Once the above documents are ready, apply to the Regional Office of the Department of Non-Banking Supervision (DNBS) of RBI, under whose region the Registered Office of the NBFC is situated. RBI may require answers to all clarifications it may seek on the points mentioned in the application. And they must be answered, well in time, to avoid any undue delay or cancellations from RBI to process your application.
Once RBI approves to take over the Target NBFC, a public notice is to be given in leading national and local newspapers at least 30-days before such transfer of control or purchase of shares is to take place.
RBI requirements are:
At least 30-days before the actual purchase/transfer of ownership is planned. Whether by selling shares, or transferring control (whether with or without the sale of shares) takes place. Public notice is to be issued, by both the Acquirer Company as well as the Target NBFC. And also by other parties concerned. This public notice can be issued by them together or not. After RBI has approved of the deal.
The planned sale or transfer of ownership or control, the particulars of the Target NBFC and the reasons for this deal, must be indicated clearly in the public notice.
The notice shall be published in at least one leading national daily newspaper and another leading daily newspaper in the local vernacular of the place of registered office.
Before the process of buying an NBFC with RBI begins, it is better to make sure the following checks are performed:
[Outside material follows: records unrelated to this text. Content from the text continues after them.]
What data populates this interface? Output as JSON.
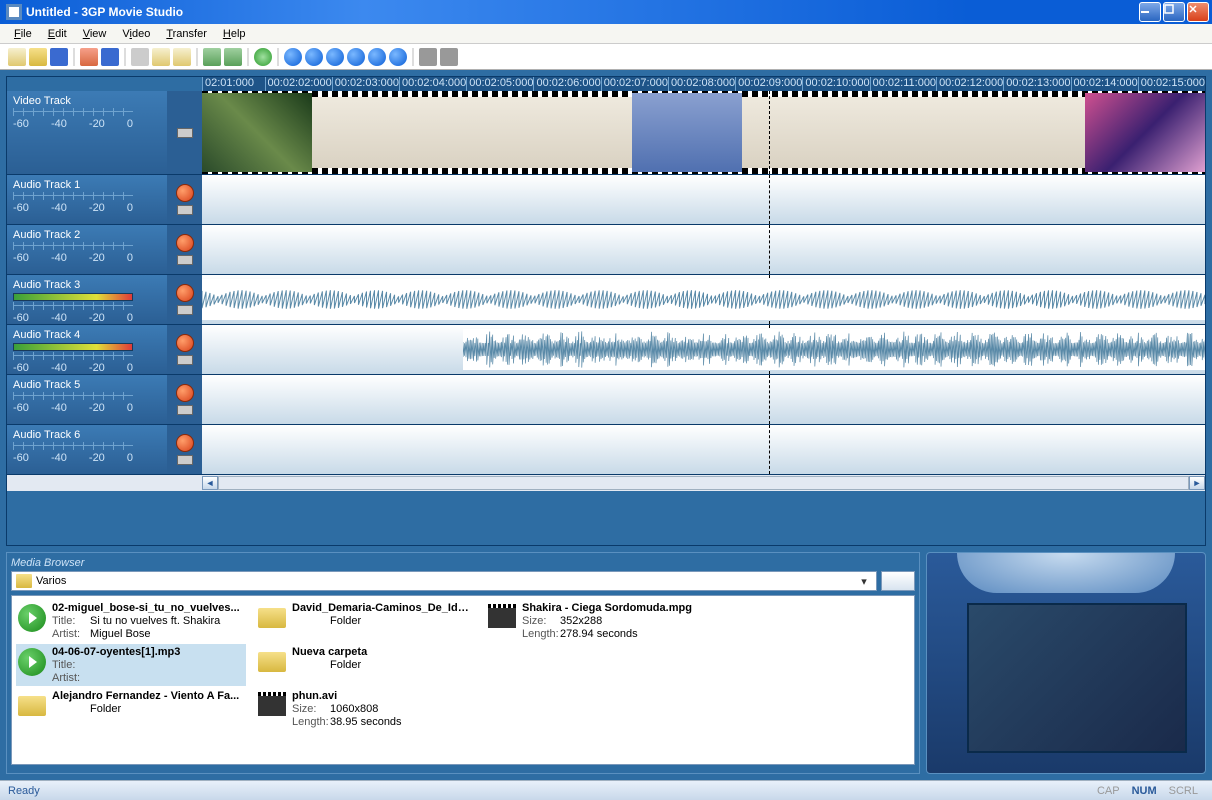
{
  "window": {
    "title": "Untitled - 3GP Movie Studio"
  },
  "menu": [
    "File",
    "Edit",
    "View",
    "Video",
    "Transfer",
    "Help"
  ],
  "timeline": {
    "ticks": [
      "02:01:000",
      "00:02:02:000",
      "00:02:03:000",
      "00:02:04:000",
      "00:02:05:000",
      "00:02:06:000",
      "00:02:07:000",
      "00:02:08:000",
      "00:02:09:000",
      "00:02:10:000",
      "00:02:11:000",
      "00:02:12:000",
      "00:02:13:000",
      "00:02:14:000",
      "00:02:15:000"
    ],
    "playhead_position_percent": 56.5,
    "video_track": {
      "name": "Video Track",
      "ruler": [
        "-60",
        "-40",
        "-20",
        "0"
      ]
    },
    "audio_tracks": [
      {
        "name": "Audio Track 1",
        "ruler": [
          "-60",
          "-40",
          "-20",
          "0"
        ],
        "has_meter": false
      },
      {
        "name": "Audio Track 2",
        "ruler": [
          "-60",
          "-40",
          "-20",
          "0"
        ],
        "has_meter": false
      },
      {
        "name": "Audio Track 3",
        "ruler": [
          "-60",
          "-40",
          "-20",
          "0"
        ],
        "has_meter": true,
        "waveform": {
          "left_percent": 0,
          "right_percent": 100
        }
      },
      {
        "name": "Audio Track 4",
        "ruler": [
          "-60",
          "-40",
          "-20",
          "0"
        ],
        "has_meter": true,
        "waveform": {
          "left_percent": 26,
          "right_percent": 100
        }
      },
      {
        "name": "Audio Track 5",
        "ruler": [
          "-60",
          "-40",
          "-20",
          "0"
        ],
        "has_meter": false
      },
      {
        "name": "Audio Track 6",
        "ruler": [
          "-60",
          "-40",
          "-20",
          "0"
        ],
        "has_meter": false
      }
    ]
  },
  "media_browser": {
    "title": "Media Browser",
    "path": "Varios",
    "items": [
      {
        "icon": "play",
        "name": "02-miguel_bose-si_tu_no_vuelves...",
        "line1_label": "Title:",
        "line1": "Si tu no vuelves ft. Shakira",
        "line2_label": "Artist:",
        "line2": "Miguel Bose"
      },
      {
        "icon": "folder",
        "name": "David_Demaria-Caminos_De_Ida_Y...",
        "line1_label": "",
        "line1": "Folder",
        "line2_label": "",
        "line2": ""
      },
      {
        "icon": "video",
        "name": "Shakira - Ciega Sordomuda.mpg",
        "line1_label": "Size:",
        "line1": "352x288",
        "line2_label": "Length:",
        "line2": "278.94 seconds"
      },
      {
        "icon": "play",
        "name": "04-06-07-oyentes[1].mp3",
        "line1_label": "Title:",
        "line1": "",
        "line2_label": "Artist:",
        "line2": "",
        "selected": true
      },
      {
        "icon": "folder",
        "name": "Nueva carpeta",
        "line1_label": "",
        "line1": "Folder",
        "line2_label": "",
        "line2": ""
      },
      null,
      {
        "icon": "folder",
        "name": "Alejandro Fernandez - Viento A Fa...",
        "line1_label": "",
        "line1": "Folder",
        "line2_label": "",
        "line2": ""
      },
      {
        "icon": "video",
        "name": "phun.avi",
        "line1_label": "Size:",
        "line1": "1060x808",
        "line2_label": "Length:",
        "line2": "38.95 seconds"
      }
    ]
  },
  "status": {
    "left": "Ready",
    "cap": "CAP",
    "num": "NUM",
    "scrl": "SCRL"
  }
}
Ensure that the documents being submitted to RBI and other authorities are legally genuine.
Examine all previous records of the Target NBFC, such as indebtedness (if any). Since its incorporation or at least the last 3-years financial statements of its existence. Check for all lawsuits pending against the company, or some legal proceedings pending against the NBFC, etc. And all other such details which may impact the decision of acquiring this NBFC.
Inspect all the essential documents such as PAN, GST, Certificate of Incorporation, and/or other registrations availed during its existence.
Check KYC of the Directors, promoters, investors presently associated with the NBFC.
You need to sign a formal MOU agreement. And pay a token of money, as mutually agreed. This binds both the parties to stick to the terms, conditions, and time-periods mentioned in it.